Universities and colleges are set to face stricter registration requirements by the higher education regulator, in a bid to tackle sexual harassment and misconduct.
The Office for Students (OfS) plans to consult on a new condition of registration early next year, which means it could be in place before the start of the next academic year.
Colleges and universities risk losing their registration with the OfS if they fail to meet the new requirement.
The requirement is set to be introduced after an evaluation of the OfS ‘statement of expectations’ found that there were serious shortfalls in how colleges and universities were tackling sexual violence.
Susan Lapworth, chief executive of the OfS, told MPs on the women and equalities committee this week: “We’re working on a condition of registration that we would consult on early in the new year and that would put, subject to the consultation, this area of work [sexual harassment and misconduct] onto a sharper regulatory footing. It would put in place mandatory requirements, and it would allow us to intervene when we saw concerns.”
In April last year, the OfS published seven “expectations” which set out how universities and colleges should prevent and respond to incidents of harassment and sexual misconduct, after 50,000 accounts of sexual violence were published on the website Everyone’s Invited.
The statement of expectations provided recommendations for the systems, policies, and practices that institutions need to have in place to prevent and effectively respond to harassment and sexual misconduct.
Earlier this year, OfS commissioned an independent evaluation to look at the actions universities and colleges had taken to comply with their statement of expectations. The evaluation, set to be released next month, is expected to show that universities and colleges have taken some steps, such as making it easier for incidents to be reported.
“Patchy and too slow”
But the evidence from students – given as part of the evaluation – suggests that progress has been inconsistent and too slow. Many students don’t know what to do if this happens to them or have a poor experience when they report an incident of harassment.
Lapworth said: “[Students] said there has been progress, but it’s been patchy, and it is too slow. So we’re not seeing the impact that we would have expected.
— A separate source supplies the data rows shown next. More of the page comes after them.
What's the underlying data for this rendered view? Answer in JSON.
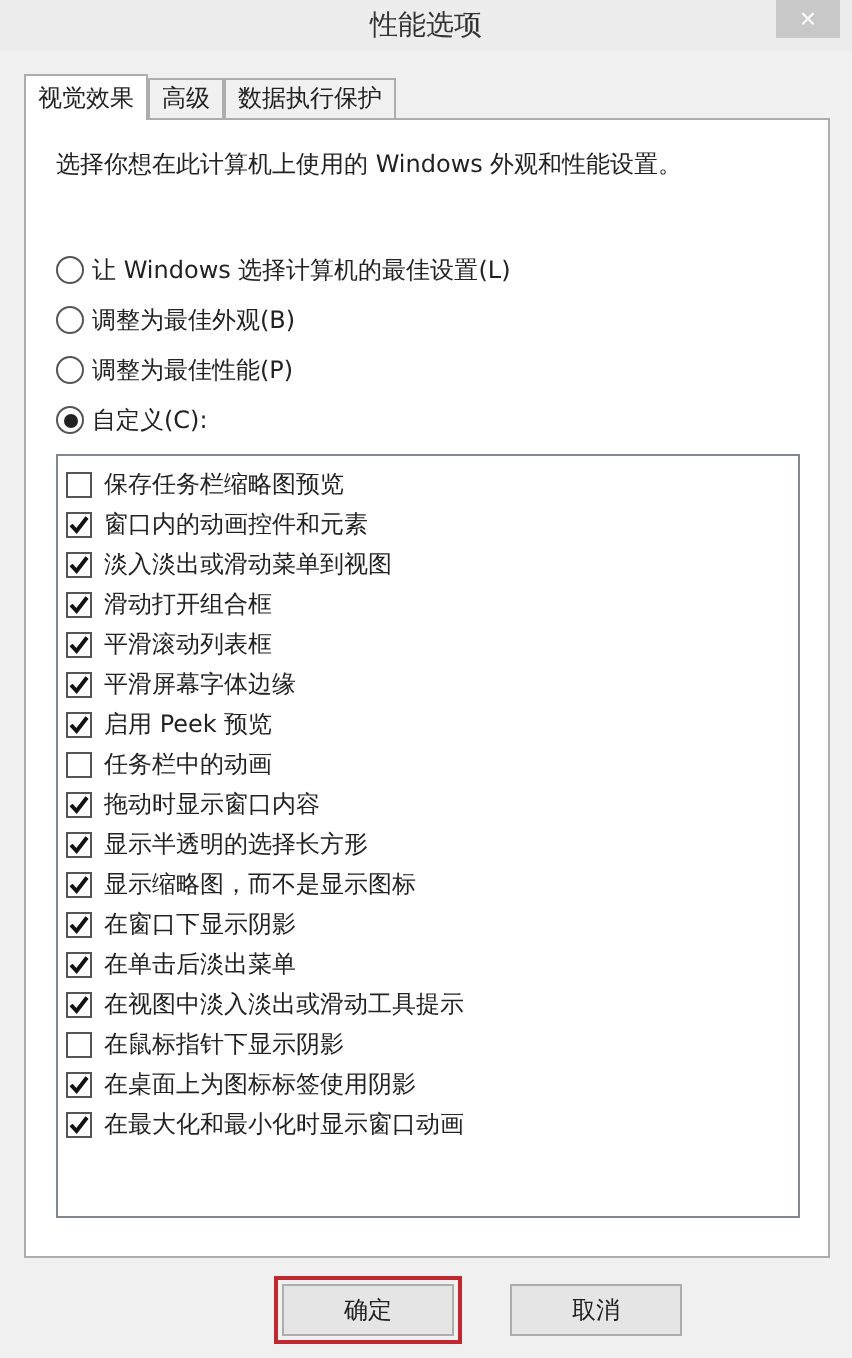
{
  "window": {
    "title": "性能选项",
    "close": "×"
  },
  "tabs": [
    {
      "label": "视觉效果",
      "selected": true
    },
    {
      "label": "高级",
      "selected": false
    },
    {
      "label": "数据执行保护",
      "selected": false
    }
  ],
  "description": "选择你想在此计算机上使用的 Windows 外观和性能设置。",
  "radios": [
    {
      "label": "让 Windows 选择计算机的最佳设置(L)",
      "selected": false
    },
    {
      "label": "调整为最佳外观(B)",
      "selected": false
    },
    {
      "label": "调整为最佳性能(P)",
      "selected": false
    },
    {
      "label": "自定义(C):",
      "selected": true
    }
  ],
  "options": [
    {
      "label": "保存任务栏缩略图预览",
      "checked": false
    },
    {
      "label": "窗口内的动画控件和元素",
      "checked": true
    },
    {
      "label": "淡入淡出或滑动菜单到视图",
      "checked": true
    },
    {
      "label": "滑动打开组合框",
      "checked": true
    },
    {
      "label": "平滑滚动列表框",
      "checked": true
    },
    {
      "label": "平滑屏幕字体边缘",
      "checked": true
    },
    {
      "label": "启用 Peek 预览",
      "checked": true
    },
    {
      "label": "任务栏中的动画",
      "checked": false
    },
    {
      "label": "拖动时显示窗口内容",
      "checked": true
    },
    {
      "label": "显示半透明的选择长方形",
      "checked": true
    },
    {
      "label": "显示缩略图，而不是显示图标",
      "checked": true
    },
    {
      "label": "在窗口下显示阴影",
      "checked": true
    },
    {
      "label": "在单击后淡出菜单",
      "checked": true
    },
    {
      "label": "在视图中淡入淡出或滑动工具提示",
      "checked": true
    },
    {
      "label": "在鼠标指针下显示阴影",
      "checked": false
    },
    {
      "label": "在桌面上为图标标签使用阴影",
      "checked": true
    },
    {
      "label": "在最大化和最小化时显示窗口动画",
      "checked": true
    }
  ],
  "buttons": [
    {
      "label": "确定",
      "highlighted": true
    },
    {
      "label": "取消",
      "highlighted": false
    }
  ]
}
We signalled to universities and colleges that if that didn’t do the trick and drive the process then we would impose a condition of registration.”
Julian Gravatt, deputy chief executive of the Association of Colleges, said this is the “right thing for OfS to do”. He told FE Week, however, that there are “complications, because college safeguarding procedures are already regulated by DfE, and Ofsted”.
Gravatt added: “We look forward to discussing the details with all three organisations to ensure the rules work for students and staff in our part of the HE sectors.”
A new pilot prevalence survey was also announced by the OfS this week, which will collect data on sexual violence in higher education settings, and is set to run within the same timeframe as the registration condition consultation.
Lapworth could not say how much the new prevalence survey would cost but confirmed the importance of “conducting a carefully constructed sampling approach across the sector” to determine which sort of students are experiencing sexual violence so they can intervene when they need to.
Drawing on evidence from surveys from the National Union of Students’, Revolt Sexual Assault and Everyone’s Invited, Lapworth corroborated that students with particular characteristics, particularly disabled women and minority ethnic groups, are impacted more by sexual violence.
When asked whether bystander training will make up part of the new requirement, Lapworth confirmed that the OfS’ focus will be on credible, evaluated training.